How to complete this task
Provide only the number of lines in the listing that contain the string "Urban".

Available records
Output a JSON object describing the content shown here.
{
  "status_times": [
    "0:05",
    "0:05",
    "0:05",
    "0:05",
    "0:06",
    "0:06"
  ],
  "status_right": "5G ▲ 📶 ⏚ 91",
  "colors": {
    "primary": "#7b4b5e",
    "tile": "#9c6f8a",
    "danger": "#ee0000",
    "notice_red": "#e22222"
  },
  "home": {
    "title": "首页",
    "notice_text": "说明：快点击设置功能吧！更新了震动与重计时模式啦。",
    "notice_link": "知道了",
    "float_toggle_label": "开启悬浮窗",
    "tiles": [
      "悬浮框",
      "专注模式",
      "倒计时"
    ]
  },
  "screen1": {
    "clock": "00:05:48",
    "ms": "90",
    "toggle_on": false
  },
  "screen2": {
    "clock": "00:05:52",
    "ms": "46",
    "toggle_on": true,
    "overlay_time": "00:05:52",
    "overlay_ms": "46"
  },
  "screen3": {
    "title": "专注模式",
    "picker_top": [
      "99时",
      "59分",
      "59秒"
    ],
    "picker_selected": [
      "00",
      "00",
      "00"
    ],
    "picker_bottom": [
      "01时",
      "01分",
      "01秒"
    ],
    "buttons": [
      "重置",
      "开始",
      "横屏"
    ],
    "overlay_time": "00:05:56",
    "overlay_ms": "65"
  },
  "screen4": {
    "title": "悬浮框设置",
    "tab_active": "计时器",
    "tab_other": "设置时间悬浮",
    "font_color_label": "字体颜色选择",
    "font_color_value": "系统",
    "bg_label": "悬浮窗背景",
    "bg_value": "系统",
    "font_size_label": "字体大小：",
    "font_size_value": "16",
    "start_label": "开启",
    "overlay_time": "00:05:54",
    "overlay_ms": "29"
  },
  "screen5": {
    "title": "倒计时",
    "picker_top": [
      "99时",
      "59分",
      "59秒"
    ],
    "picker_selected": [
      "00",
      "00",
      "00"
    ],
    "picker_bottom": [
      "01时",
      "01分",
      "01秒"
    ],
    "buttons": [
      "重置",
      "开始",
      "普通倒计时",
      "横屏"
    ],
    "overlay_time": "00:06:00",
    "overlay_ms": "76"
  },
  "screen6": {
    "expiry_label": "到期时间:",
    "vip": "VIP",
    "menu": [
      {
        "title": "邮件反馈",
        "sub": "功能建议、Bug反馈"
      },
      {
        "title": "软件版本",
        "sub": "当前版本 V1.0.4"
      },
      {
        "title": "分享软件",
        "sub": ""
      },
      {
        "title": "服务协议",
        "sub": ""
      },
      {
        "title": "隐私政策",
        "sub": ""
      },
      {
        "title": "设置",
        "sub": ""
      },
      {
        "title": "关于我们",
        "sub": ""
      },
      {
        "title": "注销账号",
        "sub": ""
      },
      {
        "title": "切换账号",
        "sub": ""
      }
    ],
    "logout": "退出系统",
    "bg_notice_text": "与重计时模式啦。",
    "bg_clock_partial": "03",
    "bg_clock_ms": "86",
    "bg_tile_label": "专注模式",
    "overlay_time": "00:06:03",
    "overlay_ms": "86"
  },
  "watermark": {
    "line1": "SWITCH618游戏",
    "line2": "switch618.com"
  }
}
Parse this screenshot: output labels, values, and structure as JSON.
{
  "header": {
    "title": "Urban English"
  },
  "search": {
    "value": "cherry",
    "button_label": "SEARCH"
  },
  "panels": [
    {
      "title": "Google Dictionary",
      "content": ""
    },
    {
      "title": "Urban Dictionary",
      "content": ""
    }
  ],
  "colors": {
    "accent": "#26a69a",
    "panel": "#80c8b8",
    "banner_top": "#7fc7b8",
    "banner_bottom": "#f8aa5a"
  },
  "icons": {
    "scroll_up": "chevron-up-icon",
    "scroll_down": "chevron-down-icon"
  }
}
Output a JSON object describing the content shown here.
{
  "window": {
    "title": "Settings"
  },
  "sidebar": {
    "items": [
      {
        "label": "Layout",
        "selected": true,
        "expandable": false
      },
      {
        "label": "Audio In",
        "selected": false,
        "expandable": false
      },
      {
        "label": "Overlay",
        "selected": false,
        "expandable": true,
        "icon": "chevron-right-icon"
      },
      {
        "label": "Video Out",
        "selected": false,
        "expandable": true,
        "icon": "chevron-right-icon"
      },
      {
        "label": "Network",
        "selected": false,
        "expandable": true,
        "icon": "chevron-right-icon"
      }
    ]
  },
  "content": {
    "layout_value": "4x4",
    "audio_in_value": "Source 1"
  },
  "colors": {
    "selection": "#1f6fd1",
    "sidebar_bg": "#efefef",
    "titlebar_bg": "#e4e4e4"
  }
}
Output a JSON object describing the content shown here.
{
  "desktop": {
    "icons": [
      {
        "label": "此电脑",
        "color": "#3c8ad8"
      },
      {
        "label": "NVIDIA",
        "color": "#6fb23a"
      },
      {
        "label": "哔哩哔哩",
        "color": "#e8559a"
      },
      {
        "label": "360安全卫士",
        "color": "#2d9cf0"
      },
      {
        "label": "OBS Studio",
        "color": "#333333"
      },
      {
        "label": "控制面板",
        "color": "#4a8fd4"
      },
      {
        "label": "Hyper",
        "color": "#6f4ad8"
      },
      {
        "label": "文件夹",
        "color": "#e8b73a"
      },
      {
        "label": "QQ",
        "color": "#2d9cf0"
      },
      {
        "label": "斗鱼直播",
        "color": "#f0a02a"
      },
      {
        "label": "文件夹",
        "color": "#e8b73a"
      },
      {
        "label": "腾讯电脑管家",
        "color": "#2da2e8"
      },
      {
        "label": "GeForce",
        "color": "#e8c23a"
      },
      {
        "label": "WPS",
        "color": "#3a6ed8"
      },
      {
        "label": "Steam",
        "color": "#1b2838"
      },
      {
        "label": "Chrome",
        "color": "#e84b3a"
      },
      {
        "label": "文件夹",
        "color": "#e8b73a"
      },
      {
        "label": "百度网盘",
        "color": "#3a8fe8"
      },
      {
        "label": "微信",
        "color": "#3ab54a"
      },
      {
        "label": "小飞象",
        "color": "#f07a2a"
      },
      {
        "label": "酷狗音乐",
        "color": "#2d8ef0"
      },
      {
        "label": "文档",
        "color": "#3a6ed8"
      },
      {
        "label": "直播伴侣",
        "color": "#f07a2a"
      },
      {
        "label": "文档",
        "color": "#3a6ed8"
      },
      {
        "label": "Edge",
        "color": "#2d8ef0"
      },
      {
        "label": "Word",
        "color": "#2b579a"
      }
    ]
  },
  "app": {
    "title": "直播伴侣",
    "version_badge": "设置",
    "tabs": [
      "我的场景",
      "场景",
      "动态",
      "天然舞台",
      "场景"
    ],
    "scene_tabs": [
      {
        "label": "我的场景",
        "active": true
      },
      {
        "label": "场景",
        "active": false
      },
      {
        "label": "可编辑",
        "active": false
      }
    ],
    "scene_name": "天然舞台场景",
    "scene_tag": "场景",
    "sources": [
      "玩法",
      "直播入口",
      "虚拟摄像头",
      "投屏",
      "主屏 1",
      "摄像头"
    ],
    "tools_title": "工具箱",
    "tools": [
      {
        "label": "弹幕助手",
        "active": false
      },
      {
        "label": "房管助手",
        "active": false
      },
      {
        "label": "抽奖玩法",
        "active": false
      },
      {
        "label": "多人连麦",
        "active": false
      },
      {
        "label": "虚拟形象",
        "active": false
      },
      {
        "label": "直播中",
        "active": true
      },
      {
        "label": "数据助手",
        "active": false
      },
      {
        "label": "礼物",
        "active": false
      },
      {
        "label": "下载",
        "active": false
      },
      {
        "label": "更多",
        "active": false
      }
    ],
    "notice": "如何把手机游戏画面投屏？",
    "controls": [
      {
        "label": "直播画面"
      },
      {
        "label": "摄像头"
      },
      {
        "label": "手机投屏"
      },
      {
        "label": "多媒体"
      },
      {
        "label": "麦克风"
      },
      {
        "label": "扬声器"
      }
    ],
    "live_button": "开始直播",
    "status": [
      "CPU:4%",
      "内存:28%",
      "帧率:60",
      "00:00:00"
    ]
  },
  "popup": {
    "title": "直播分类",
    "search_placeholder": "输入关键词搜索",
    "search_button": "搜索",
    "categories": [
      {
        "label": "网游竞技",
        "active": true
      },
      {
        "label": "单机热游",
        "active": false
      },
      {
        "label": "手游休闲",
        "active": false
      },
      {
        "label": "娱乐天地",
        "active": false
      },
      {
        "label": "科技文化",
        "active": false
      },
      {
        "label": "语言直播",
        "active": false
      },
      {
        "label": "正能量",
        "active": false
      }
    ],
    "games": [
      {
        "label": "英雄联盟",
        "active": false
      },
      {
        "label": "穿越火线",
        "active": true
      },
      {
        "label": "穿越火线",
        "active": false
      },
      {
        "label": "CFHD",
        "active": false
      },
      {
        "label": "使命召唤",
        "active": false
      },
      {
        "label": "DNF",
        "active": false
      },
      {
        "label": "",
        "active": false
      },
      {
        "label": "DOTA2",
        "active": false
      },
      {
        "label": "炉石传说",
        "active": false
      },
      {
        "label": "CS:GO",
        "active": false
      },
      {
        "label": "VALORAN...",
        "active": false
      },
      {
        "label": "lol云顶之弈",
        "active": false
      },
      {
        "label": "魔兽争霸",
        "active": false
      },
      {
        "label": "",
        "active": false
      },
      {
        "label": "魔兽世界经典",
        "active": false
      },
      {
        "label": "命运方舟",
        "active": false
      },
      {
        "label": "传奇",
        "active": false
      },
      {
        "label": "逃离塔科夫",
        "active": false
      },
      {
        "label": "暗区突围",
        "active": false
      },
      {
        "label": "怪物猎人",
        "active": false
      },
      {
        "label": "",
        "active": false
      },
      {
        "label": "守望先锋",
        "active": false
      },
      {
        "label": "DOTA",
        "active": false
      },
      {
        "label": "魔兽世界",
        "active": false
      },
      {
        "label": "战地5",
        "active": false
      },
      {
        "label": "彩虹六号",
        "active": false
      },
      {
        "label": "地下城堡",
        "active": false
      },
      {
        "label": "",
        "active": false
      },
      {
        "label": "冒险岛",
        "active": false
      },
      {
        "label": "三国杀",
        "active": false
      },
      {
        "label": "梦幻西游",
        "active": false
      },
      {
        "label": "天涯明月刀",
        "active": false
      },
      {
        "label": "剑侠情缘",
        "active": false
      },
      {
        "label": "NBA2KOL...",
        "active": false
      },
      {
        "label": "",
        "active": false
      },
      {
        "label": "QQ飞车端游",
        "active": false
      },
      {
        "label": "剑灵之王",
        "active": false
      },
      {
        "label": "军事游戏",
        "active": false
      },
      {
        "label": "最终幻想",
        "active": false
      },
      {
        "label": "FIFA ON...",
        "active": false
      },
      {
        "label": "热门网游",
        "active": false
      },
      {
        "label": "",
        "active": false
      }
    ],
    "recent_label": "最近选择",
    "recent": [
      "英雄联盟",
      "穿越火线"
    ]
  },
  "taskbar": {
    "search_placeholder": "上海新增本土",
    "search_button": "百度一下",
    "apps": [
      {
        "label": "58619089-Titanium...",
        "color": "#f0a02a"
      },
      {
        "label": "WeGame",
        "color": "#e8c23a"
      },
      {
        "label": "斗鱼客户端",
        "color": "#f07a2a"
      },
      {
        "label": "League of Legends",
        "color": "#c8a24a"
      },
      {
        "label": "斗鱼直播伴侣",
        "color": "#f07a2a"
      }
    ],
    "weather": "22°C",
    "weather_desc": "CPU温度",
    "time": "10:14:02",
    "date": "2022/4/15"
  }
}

Response area
2